YOUR INSTRUCTIONS: Search the records for the string "screenshot" and copy every line where it turns up.

DATA FOR ANALYSIS:
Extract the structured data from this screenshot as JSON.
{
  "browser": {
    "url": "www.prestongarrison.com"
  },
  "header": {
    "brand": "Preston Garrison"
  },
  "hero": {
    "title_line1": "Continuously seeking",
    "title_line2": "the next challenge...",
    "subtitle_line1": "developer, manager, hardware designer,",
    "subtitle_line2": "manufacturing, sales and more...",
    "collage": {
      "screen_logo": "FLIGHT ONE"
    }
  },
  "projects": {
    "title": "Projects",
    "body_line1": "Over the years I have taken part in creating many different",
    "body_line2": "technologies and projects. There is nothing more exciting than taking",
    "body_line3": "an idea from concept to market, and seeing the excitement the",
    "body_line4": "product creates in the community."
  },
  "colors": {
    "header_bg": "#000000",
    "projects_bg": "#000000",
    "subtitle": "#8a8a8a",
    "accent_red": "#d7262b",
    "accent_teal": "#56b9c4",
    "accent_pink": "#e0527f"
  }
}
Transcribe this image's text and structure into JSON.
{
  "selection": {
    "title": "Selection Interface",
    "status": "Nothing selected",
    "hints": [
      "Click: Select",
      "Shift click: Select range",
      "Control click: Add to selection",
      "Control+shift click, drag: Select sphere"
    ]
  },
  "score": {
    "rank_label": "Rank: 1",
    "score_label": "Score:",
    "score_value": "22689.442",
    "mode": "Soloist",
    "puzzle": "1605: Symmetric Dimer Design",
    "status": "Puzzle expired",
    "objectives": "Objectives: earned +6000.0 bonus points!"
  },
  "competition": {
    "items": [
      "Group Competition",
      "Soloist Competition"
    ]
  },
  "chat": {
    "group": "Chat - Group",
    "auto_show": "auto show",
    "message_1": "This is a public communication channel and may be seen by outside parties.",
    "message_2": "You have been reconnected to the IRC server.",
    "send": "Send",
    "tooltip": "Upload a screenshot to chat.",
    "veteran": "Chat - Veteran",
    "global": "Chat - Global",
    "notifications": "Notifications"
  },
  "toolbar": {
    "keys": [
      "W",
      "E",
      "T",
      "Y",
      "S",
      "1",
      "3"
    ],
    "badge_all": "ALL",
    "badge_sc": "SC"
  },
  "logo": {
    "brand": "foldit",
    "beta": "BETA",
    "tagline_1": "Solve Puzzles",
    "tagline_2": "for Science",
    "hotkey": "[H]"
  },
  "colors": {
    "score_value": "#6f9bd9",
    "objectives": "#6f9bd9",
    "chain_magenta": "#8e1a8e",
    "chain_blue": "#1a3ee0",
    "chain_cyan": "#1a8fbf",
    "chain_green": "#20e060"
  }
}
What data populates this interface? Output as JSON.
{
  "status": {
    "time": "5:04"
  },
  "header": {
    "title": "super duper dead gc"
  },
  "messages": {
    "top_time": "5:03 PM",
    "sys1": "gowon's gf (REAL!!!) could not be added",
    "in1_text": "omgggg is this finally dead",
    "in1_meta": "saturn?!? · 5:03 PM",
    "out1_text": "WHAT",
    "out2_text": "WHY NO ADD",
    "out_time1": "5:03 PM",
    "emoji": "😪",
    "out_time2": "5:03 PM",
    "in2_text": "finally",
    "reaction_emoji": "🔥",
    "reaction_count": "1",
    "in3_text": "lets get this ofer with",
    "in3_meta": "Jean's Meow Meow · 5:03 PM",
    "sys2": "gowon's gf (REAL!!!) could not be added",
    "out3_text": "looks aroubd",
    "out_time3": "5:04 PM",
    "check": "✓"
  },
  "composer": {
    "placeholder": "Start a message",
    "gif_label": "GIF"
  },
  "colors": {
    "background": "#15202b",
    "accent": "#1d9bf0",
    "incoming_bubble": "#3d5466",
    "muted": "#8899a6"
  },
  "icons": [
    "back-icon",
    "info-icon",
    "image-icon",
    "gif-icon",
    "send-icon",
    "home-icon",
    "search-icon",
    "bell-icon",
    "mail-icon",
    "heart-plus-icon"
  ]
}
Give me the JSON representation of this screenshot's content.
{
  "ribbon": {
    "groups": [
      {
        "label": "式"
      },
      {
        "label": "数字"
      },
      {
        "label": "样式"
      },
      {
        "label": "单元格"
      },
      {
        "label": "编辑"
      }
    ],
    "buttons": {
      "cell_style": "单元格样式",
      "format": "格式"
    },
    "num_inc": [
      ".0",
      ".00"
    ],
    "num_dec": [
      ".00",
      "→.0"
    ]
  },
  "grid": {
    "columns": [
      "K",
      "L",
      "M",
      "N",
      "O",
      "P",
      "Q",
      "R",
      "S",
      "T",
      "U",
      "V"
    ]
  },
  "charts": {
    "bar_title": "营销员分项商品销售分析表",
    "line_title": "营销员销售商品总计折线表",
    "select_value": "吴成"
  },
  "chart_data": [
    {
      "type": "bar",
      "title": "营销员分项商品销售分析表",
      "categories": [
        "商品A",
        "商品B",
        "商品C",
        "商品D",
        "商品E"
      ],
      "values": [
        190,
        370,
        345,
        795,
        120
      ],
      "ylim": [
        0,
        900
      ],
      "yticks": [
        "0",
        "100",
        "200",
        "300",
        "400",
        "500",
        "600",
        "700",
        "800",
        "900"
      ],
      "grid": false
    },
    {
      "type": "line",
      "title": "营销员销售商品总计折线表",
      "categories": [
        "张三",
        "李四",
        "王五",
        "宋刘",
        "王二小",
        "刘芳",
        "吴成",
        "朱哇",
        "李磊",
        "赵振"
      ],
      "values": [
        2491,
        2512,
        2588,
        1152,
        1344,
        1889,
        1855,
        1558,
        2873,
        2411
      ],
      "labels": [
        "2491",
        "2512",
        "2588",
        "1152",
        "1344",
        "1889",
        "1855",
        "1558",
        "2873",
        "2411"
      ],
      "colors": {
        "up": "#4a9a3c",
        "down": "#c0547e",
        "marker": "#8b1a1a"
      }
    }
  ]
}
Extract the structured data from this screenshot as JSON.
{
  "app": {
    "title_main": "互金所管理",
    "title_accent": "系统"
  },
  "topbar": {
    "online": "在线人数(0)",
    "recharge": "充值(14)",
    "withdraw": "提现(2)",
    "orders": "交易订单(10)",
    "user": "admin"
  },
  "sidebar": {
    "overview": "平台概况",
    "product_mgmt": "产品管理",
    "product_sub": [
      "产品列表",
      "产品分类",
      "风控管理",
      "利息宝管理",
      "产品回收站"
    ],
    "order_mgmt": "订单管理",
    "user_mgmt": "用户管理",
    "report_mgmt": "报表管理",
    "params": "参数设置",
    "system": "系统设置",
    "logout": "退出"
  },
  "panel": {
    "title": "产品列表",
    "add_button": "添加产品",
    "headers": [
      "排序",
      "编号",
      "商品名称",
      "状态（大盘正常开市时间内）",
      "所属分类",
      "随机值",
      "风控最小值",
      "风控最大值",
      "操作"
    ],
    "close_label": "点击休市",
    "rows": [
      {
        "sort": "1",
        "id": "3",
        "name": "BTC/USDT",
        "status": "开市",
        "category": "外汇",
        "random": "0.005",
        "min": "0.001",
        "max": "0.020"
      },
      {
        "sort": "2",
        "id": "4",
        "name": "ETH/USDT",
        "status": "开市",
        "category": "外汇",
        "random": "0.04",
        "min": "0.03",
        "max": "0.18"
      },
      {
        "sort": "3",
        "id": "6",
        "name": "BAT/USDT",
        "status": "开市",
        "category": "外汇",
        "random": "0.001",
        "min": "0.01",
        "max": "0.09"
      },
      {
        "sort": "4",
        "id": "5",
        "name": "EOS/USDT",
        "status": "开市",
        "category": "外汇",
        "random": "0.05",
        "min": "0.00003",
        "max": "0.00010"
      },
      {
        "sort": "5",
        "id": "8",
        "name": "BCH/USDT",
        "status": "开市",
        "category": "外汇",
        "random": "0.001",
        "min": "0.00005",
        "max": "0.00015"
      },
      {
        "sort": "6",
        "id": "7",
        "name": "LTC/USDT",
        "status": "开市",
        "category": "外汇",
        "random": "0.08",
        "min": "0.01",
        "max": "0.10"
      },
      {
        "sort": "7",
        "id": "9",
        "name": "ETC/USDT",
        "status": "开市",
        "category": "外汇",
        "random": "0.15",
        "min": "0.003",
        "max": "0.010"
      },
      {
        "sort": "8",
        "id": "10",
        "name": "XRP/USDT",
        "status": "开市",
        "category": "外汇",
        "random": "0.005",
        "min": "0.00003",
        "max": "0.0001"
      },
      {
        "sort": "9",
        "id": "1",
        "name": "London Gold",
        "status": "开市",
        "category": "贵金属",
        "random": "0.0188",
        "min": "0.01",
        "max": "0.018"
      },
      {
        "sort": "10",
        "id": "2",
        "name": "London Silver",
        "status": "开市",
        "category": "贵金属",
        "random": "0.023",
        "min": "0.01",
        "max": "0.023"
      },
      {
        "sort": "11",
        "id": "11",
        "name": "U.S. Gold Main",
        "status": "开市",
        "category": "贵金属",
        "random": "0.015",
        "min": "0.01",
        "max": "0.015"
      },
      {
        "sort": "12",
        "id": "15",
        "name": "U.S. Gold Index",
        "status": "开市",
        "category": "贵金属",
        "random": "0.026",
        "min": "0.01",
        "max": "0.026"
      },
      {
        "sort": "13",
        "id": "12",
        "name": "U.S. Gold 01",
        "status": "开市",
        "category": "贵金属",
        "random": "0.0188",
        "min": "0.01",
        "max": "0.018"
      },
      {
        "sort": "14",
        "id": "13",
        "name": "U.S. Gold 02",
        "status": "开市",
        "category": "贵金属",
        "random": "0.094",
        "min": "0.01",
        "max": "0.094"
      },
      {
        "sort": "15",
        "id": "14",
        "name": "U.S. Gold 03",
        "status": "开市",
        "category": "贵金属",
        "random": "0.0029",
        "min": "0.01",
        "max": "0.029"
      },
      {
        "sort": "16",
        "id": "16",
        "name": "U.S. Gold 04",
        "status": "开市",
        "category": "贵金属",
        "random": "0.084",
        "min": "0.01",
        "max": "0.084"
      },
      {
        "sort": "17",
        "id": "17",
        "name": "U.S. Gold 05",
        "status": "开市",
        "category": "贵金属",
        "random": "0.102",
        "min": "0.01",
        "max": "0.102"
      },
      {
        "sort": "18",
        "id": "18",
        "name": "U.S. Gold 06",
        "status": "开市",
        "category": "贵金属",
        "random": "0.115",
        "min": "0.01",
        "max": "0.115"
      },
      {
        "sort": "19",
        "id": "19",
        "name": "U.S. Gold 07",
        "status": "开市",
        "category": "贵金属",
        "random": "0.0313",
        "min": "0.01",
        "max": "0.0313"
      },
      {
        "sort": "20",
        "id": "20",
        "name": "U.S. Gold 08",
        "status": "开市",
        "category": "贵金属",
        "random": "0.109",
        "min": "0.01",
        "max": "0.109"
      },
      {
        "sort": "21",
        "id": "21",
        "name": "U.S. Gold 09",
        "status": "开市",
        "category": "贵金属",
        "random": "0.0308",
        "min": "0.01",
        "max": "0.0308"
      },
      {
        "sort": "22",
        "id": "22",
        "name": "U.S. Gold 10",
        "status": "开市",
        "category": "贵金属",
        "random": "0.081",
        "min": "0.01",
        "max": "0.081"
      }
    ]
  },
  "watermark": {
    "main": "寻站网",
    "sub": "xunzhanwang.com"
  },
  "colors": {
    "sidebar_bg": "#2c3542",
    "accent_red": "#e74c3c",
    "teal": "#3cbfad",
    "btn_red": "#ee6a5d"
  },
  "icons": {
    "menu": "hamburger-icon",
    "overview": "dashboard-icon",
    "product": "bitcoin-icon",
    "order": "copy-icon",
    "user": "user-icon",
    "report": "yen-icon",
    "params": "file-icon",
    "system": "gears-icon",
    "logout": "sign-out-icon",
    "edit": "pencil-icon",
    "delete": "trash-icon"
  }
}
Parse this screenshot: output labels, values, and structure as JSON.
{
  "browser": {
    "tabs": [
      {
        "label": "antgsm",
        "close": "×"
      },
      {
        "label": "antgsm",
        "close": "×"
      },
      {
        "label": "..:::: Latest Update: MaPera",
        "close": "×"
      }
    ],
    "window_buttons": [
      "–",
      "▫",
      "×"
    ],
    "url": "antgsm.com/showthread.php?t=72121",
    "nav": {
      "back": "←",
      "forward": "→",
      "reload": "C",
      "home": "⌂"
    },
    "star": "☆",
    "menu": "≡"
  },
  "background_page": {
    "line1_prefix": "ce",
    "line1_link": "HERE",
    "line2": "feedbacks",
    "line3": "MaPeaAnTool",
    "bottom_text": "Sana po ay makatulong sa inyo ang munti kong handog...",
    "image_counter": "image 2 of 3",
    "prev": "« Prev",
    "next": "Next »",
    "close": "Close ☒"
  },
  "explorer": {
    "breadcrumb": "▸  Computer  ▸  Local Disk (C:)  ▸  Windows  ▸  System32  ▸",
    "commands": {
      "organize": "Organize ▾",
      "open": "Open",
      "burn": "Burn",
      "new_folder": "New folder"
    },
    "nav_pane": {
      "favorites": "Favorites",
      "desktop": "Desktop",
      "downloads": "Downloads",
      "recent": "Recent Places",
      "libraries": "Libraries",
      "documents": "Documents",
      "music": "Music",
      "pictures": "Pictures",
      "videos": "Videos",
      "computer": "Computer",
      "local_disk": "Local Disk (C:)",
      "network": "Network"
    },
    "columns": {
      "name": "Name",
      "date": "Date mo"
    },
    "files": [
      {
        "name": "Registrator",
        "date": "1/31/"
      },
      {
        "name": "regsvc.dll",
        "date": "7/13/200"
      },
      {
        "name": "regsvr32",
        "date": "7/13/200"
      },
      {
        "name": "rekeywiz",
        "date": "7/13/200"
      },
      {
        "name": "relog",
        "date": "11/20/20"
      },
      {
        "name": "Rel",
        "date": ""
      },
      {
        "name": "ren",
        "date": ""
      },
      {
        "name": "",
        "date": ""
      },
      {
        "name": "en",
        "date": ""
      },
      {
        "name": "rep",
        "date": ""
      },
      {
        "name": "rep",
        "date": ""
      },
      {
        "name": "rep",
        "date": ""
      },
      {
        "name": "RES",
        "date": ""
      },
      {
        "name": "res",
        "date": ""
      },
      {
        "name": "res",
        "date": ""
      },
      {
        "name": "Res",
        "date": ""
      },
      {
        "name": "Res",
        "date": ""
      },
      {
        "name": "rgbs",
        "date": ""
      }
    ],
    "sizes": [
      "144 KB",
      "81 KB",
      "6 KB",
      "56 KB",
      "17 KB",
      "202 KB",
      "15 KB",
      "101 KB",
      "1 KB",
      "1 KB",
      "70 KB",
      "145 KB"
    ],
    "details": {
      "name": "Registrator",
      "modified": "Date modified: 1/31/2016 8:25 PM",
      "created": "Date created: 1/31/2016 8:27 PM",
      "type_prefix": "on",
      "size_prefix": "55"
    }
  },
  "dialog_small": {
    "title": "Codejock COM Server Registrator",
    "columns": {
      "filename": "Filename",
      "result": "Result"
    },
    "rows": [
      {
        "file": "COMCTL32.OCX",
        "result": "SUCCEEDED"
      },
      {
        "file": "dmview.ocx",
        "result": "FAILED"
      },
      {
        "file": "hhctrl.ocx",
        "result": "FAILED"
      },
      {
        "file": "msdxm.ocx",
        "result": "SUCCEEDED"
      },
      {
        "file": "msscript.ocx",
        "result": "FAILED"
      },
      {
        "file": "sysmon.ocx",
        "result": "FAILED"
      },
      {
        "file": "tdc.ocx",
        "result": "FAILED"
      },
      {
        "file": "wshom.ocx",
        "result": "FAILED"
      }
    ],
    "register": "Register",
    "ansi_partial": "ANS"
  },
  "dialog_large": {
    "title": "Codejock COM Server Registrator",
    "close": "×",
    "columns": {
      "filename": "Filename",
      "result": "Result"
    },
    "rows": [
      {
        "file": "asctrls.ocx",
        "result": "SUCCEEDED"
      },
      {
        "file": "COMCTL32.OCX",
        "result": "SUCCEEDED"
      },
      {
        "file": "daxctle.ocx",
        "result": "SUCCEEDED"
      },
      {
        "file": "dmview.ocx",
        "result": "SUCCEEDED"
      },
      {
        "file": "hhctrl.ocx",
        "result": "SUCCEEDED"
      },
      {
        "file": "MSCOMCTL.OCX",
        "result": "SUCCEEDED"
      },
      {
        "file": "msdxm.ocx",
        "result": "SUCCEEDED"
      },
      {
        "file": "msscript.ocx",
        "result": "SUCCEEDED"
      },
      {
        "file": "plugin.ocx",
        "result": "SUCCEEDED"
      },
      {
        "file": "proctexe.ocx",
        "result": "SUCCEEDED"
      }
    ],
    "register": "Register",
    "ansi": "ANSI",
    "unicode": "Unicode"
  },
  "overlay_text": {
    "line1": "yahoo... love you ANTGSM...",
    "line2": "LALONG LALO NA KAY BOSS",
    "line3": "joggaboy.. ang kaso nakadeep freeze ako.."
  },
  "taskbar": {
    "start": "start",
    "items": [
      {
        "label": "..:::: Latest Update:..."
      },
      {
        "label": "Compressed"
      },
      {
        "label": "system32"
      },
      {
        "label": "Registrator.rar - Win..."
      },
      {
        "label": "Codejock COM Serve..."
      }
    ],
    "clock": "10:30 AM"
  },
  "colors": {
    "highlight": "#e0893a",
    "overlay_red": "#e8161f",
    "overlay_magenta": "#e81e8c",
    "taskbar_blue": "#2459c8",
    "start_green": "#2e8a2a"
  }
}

EXERCISE RESPONSE:
Extract the structured data from this screenshot as JSON.
    "tooltip": "Upload a screenshot to chat.",
Give me the JSON representation of this screenshot's content.
Extract the structured data from this screenshot as JSON.
Parse this screenshot: output labels, values, and structure as JSON.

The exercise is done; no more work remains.